----- Records to use
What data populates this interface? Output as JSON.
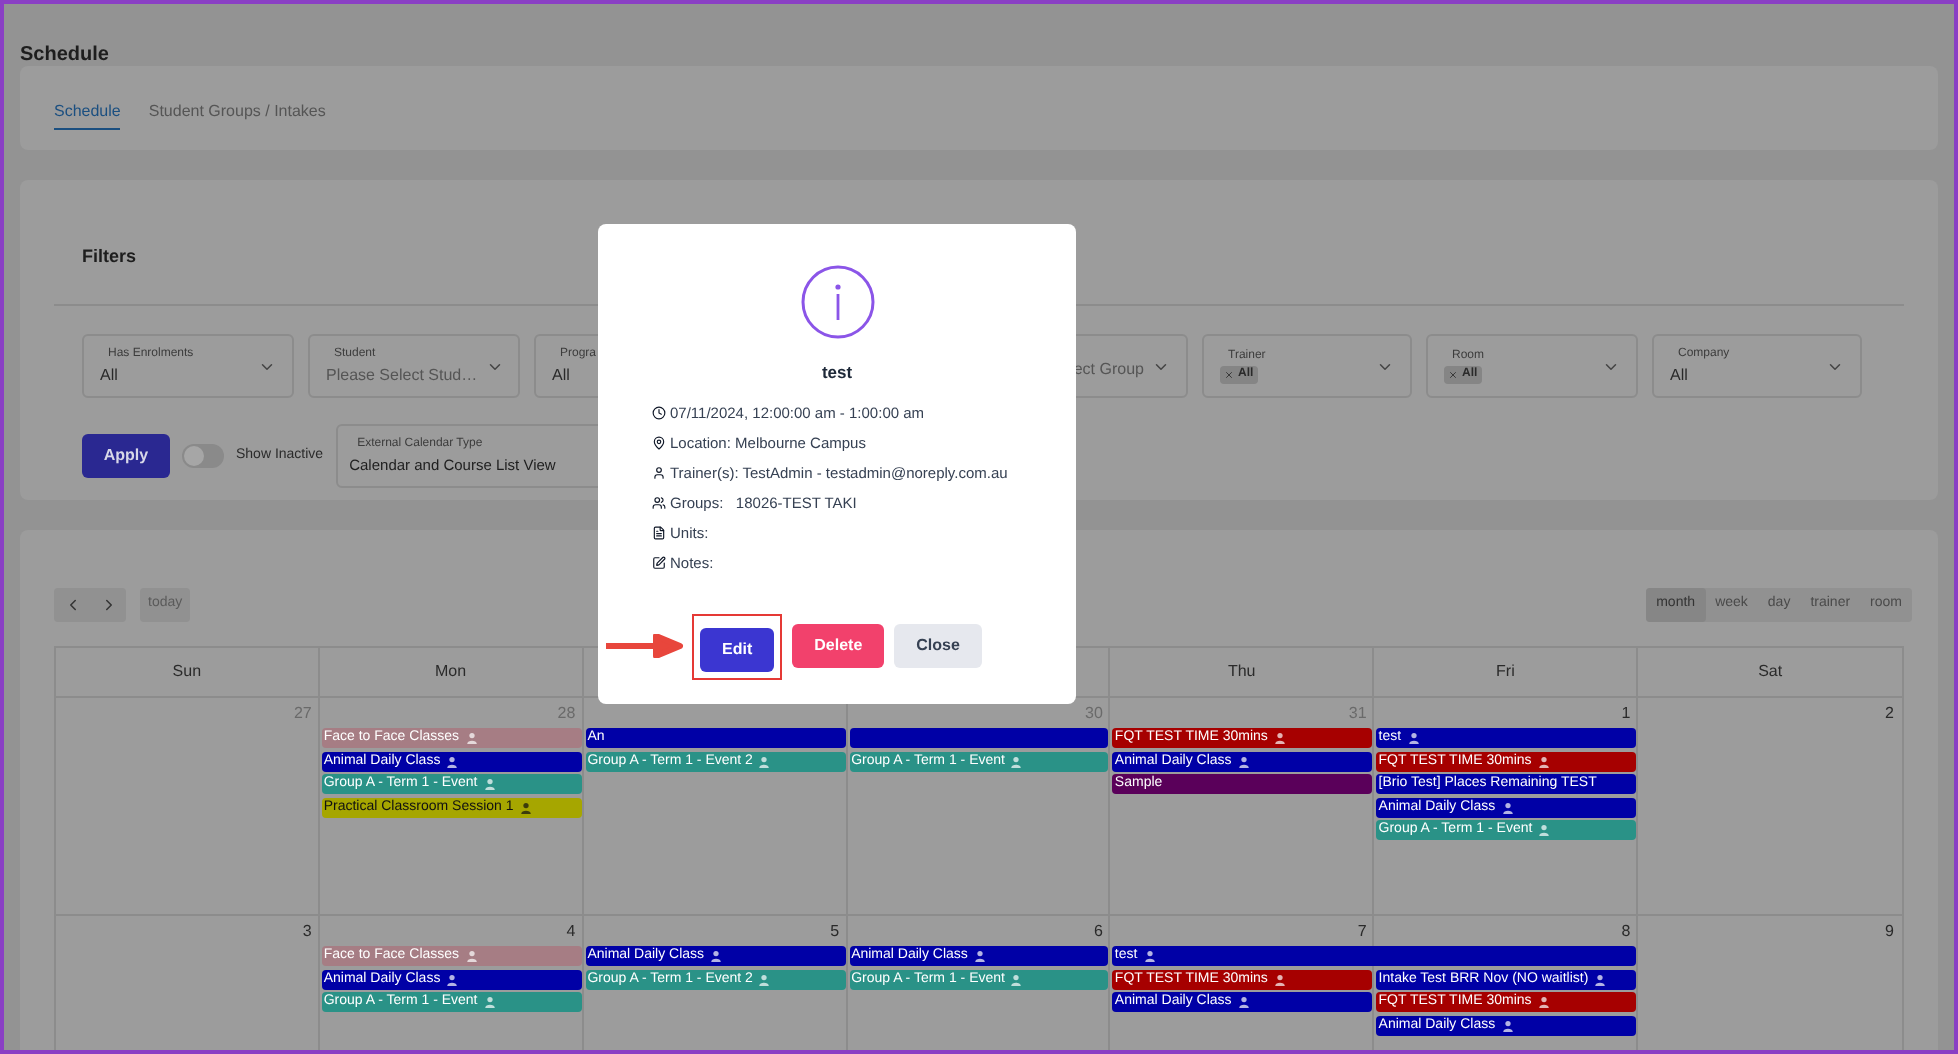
{
  "page_title": "Schedule",
  "tabs": [
    {
      "label": "Schedule",
      "selected": true
    },
    {
      "label": "Student Groups / Intakes",
      "selected": false
    }
  ],
  "filters": {
    "title": "Filters",
    "fields": [
      {
        "kind": "value",
        "label": "Has Enrolments",
        "value": "All"
      },
      {
        "kind": "placeholder",
        "label": "Student",
        "placeholder": "Please Select Stud…"
      },
      {
        "kind": "value",
        "label": "Progra",
        "value": "All"
      },
      {
        "kind": "placeholder",
        "placeholder": "ect Group"
      },
      {
        "kind": "chips",
        "label": "Trainer",
        "chips": [
          "All"
        ]
      },
      {
        "kind": "chips",
        "label": "Room",
        "chips": [
          "All"
        ]
      },
      {
        "kind": "value",
        "label": "Company",
        "value": "All"
      }
    ],
    "apply_button": "Apply",
    "show_inactive": {
      "label": "Show Inactive",
      "on": false
    },
    "calendar_type": {
      "label": "External Calendar Type",
      "value": "Calendar and Course List View"
    }
  },
  "calendar": {
    "today_button": "today",
    "views": [
      {
        "label": "month",
        "selected": true
      },
      {
        "label": "week",
        "selected": false
      },
      {
        "label": "day",
        "selected": false
      },
      {
        "label": "trainer",
        "selected": false
      },
      {
        "label": "room",
        "selected": false
      }
    ],
    "day_headers": [
      {
        "label": "Sun"
      },
      {
        "label": "Mon"
      },
      {
        "covered": true
      },
      {
        "covered": true
      },
      {
        "label": "Thu"
      },
      {
        "label": "Fri"
      },
      {
        "label": "Sat"
      }
    ],
    "weeks": [
      {
        "days": [
          {
            "date": "27",
            "outside_month": true
          },
          {
            "date": "28",
            "outside_month": true,
            "events": [
              {
                "title": "Face to Face Classes",
                "color": "#a67d84",
                "trainer_icon": true
              },
              {
                "title": "Animal Daily Class",
                "color": "#0000a6",
                "trainer_icon": true
              },
              {
                "title": "Group A - Term 1 - Event",
                "color": "#2a9287",
                "trainer_icon": true
              },
              {
                "title": "Practical Classroom Session 1",
                "color": "#a6a600",
                "trainer_icon": true
              }
            ]
          },
          {
            "events": [
              {
                "title": "An",
                "color": "#0000a6",
                "trainer_icon": false
              },
              {
                "title": "Group A - Term 1 - Event 2",
                "color": "#2a9287",
                "trainer_icon": true
              }
            ]
          },
          {
            "date": "30",
            "outside_month": true,
            "events": [
              {
                "color": "#0000a6",
                "trainer_icon": false
              },
              {
                "title": "Group A - Term 1 - Event",
                "color": "#2a9287",
                "trainer_icon": true
              }
            ]
          },
          {
            "date": "31",
            "outside_month": true,
            "events": [
              {
                "title": "FQT TEST TIME 30mins",
                "color": "#a60000",
                "trainer_icon": true
              },
              {
                "title": "Animal Daily Class",
                "color": "#0000a6",
                "trainer_icon": true
              },
              {
                "title": "Sample",
                "color": "#5a005a",
                "trainer_icon": false
              }
            ]
          },
          {
            "date": "1",
            "outside_month": false,
            "events": [
              {
                "title": "test",
                "color": "#0000a6",
                "trainer_icon": true
              },
              {
                "title": "FQT TEST TIME 30mins",
                "color": "#a60000",
                "trainer_icon": true
              },
              {
                "title": "[Brio Test] Places Remaining TEST",
                "color": "#0000a6",
                "trainer_icon": false
              },
              {
                "title": "Animal Daily Class",
                "color": "#0000a6",
                "trainer_icon": true
              },
              {
                "title": "Group A - Term 1 - Event",
                "color": "#2a9287",
                "trainer_icon": true
              }
            ]
          },
          {
            "date": "2",
            "outside_month": false
          }
        ]
      },
      {
        "days": [
          {
            "date": "3",
            "outside_month": false
          },
          {
            "date": "4",
            "outside_month": false,
            "events": [
              {
                "title": "Face to Face Classes",
                "color": "#a67d84",
                "trainer_icon": true
              },
              {
                "title": "Animal Daily Class",
                "color": "#0000a6",
                "trainer_icon": true
              },
              {
                "title": "Group A - Term 1 - Event",
                "color": "#2a9287",
                "trainer_icon": true
              }
            ]
          },
          {
            "date": "5",
            "outside_month": false,
            "events": [
              {
                "title": "Animal Daily Class",
                "color": "#0000a6",
                "trainer_icon": true
              },
              {
                "title": "Group A - Term 1 - Event 2",
                "color": "#2a9287",
                "trainer_icon": true
              }
            ]
          },
          {
            "date": "6",
            "outside_month": false,
            "events": [
              {
                "title": "Animal Daily Class",
                "color": "#0000a6",
                "trainer_icon": true
              },
              {
                "title": "Group A - Term 1 - Event",
                "color": "#2a9287",
                "trainer_icon": true
              }
            ]
          },
          {
            "date": "7",
            "outside_month": false,
            "events": [
              {
                "title": "test",
                "color": "#0000a6",
                "trainer_icon": true,
                "spans_next_day": true
              },
              {
                "title": "FQT TEST TIME 30mins",
                "color": "#a60000",
                "trainer_icon": true
              },
              {
                "title": "Animal Daily Class",
                "color": "#0000a6",
                "trainer_icon": true
              }
            ]
          },
          {
            "date": "8",
            "outside_month": false,
            "events": [
              {
                "title": "Intake Test BRR Nov (NO waitlist)",
                "color": "#0000a6",
                "trainer_icon": true
              },
              {
                "title": "FQT TEST TIME 30mins",
                "color": "#a60000",
                "trainer_icon": true
              },
              {
                "title": "Animal Daily Class",
                "color": "#0000a6",
                "trainer_icon": true
              }
            ]
          },
          {
            "date": "9",
            "outside_month": false
          }
        ]
      }
    ]
  },
  "modal": {
    "title": "test",
    "details": [
      {
        "kind": "time",
        "text": "07/11/2024, 12:00:00 am - 1:00:00 am"
      },
      {
        "kind": "location",
        "text": "Location: Melbourne Campus"
      },
      {
        "kind": "trainer",
        "text": "Trainer(s): TestAdmin - testadmin@noreply.com.au"
      },
      {
        "kind": "groups",
        "text": "Groups:   18026-TEST TAKI"
      },
      {
        "kind": "units",
        "text": "Units:"
      },
      {
        "kind": "notes",
        "text": "Notes:"
      }
    ],
    "buttons": [
      {
        "kind": "primary",
        "label": "Edit",
        "highlighted": true
      },
      {
        "kind": "danger",
        "label": "Delete",
        "highlighted": false
      },
      {
        "kind": "secondary",
        "label": "Close",
        "highlighted": false
      }
    ]
  }
}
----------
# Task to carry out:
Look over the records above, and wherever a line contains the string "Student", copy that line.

# Completed exercise:
      "label": "Student Groups / Intakes",
        "label": "Student",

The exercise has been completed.